The overall result of the consolidation has had some significant benefits for our e-mail users. The impact varies depending on which department one refers too, as each department had its own system or utilized central ITS prior to the merge. Calendar sharing has significantly improved for all parties involved. Departments that were not on Microsoft Exchange using Outlook clients have seen improvements overall in their e-mail functionality. The consolidated Global Catalog and address book allows e-mail users quicker access to folks in different departments. Dynamic address lists and Resource Calendars allow users to more easily reach the groups of people or schedule resources. The Barracuda Spam filters have had a very positive impact on Auxiliary and Business Services users.
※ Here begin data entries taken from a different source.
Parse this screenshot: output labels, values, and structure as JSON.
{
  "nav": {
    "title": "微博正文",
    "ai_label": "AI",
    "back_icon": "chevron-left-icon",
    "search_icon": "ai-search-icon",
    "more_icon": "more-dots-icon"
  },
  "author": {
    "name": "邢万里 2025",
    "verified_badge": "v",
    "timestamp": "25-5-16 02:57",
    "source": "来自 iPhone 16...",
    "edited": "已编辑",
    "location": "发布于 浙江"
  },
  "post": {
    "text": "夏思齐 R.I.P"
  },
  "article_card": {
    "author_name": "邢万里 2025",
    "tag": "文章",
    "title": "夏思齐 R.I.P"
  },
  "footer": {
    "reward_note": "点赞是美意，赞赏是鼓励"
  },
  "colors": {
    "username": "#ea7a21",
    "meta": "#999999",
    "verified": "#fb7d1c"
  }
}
Our past policy dictated that we did not block Spam at all but simply re-directed it to the junk mail folders, requiring the end users to filter through looking for false positives. The Barracuda filters do require extra administration but I think this is clearly outweighed by the fact that very little Spam actually gets through now.

Administratively, creating new accounts actually takes longer on this new system for Auxiliary and Business Services, but as we have worked to streamline this process it has become less cumbersome. Other departments may have differing opinions on this however. I cannot speak to whether or not there has been actual cost savings due to this merger as I am not privy to all the financials involved. Since e-mail is a very necessary tool and more ubiquitous as we move towards a more connected university and society as a whole, this consolidation does make a lot of sense from a structural standpoint, and I would think would account for some cost savings in the long run as there will be less disparate repetition of services.
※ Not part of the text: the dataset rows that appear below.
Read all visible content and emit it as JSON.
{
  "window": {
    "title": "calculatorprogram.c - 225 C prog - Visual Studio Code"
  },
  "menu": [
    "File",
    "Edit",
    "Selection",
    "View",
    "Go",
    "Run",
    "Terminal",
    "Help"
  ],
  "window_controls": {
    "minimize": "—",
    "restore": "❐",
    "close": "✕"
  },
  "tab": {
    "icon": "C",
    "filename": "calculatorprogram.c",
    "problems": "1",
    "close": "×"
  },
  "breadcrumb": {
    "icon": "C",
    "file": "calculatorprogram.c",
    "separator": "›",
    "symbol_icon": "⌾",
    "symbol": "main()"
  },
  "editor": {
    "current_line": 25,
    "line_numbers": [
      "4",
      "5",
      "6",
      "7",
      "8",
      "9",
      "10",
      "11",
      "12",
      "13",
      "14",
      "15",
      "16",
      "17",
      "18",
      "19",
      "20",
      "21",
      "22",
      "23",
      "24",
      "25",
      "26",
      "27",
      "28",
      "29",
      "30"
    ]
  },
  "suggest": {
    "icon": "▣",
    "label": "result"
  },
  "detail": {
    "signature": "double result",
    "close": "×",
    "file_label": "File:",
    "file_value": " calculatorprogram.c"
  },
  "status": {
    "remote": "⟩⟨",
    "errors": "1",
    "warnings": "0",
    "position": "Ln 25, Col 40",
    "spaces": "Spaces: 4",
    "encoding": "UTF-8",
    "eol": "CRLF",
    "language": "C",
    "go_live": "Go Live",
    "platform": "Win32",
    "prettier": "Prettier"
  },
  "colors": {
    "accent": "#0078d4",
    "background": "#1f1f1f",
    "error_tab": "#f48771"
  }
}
We currently have 1601 mailbox objects on the UMS environment. 969 of these mailboxes are Auxiliary and Business Services resources. There are 407 static Distribution Groups on UMS and 268 contacts (which are required when adding users who are not on UMS to a Distribution Group). In my role as a Systems Administrator with Auxiliary and Business Services and one of the folks who built UMS (John Matty and Jason Browne being the other two key folks who were deeply immersed in building the environment), I see that we have gained resiliency for our e-mail infrastructure. With this extra resiliency comes added complexity but as the amount of users grows it also becomes more necessary.

Giles de Streel

Contact Person: 
Steve Neeper
  • Giles de Streel, Co-Chair
  • John Matty, Co-Chair
  • Jason Browne, Member
  • Todd Cardamone, Member
  • Beth Davis, Member
  • Fred DiMuccio, Member
  • Joe Laskowski, Member
  • Steve Neeper, Member
  • Cindy Newman, Member
  • Sandy Stauffer, Member
  • Tom Weber, Member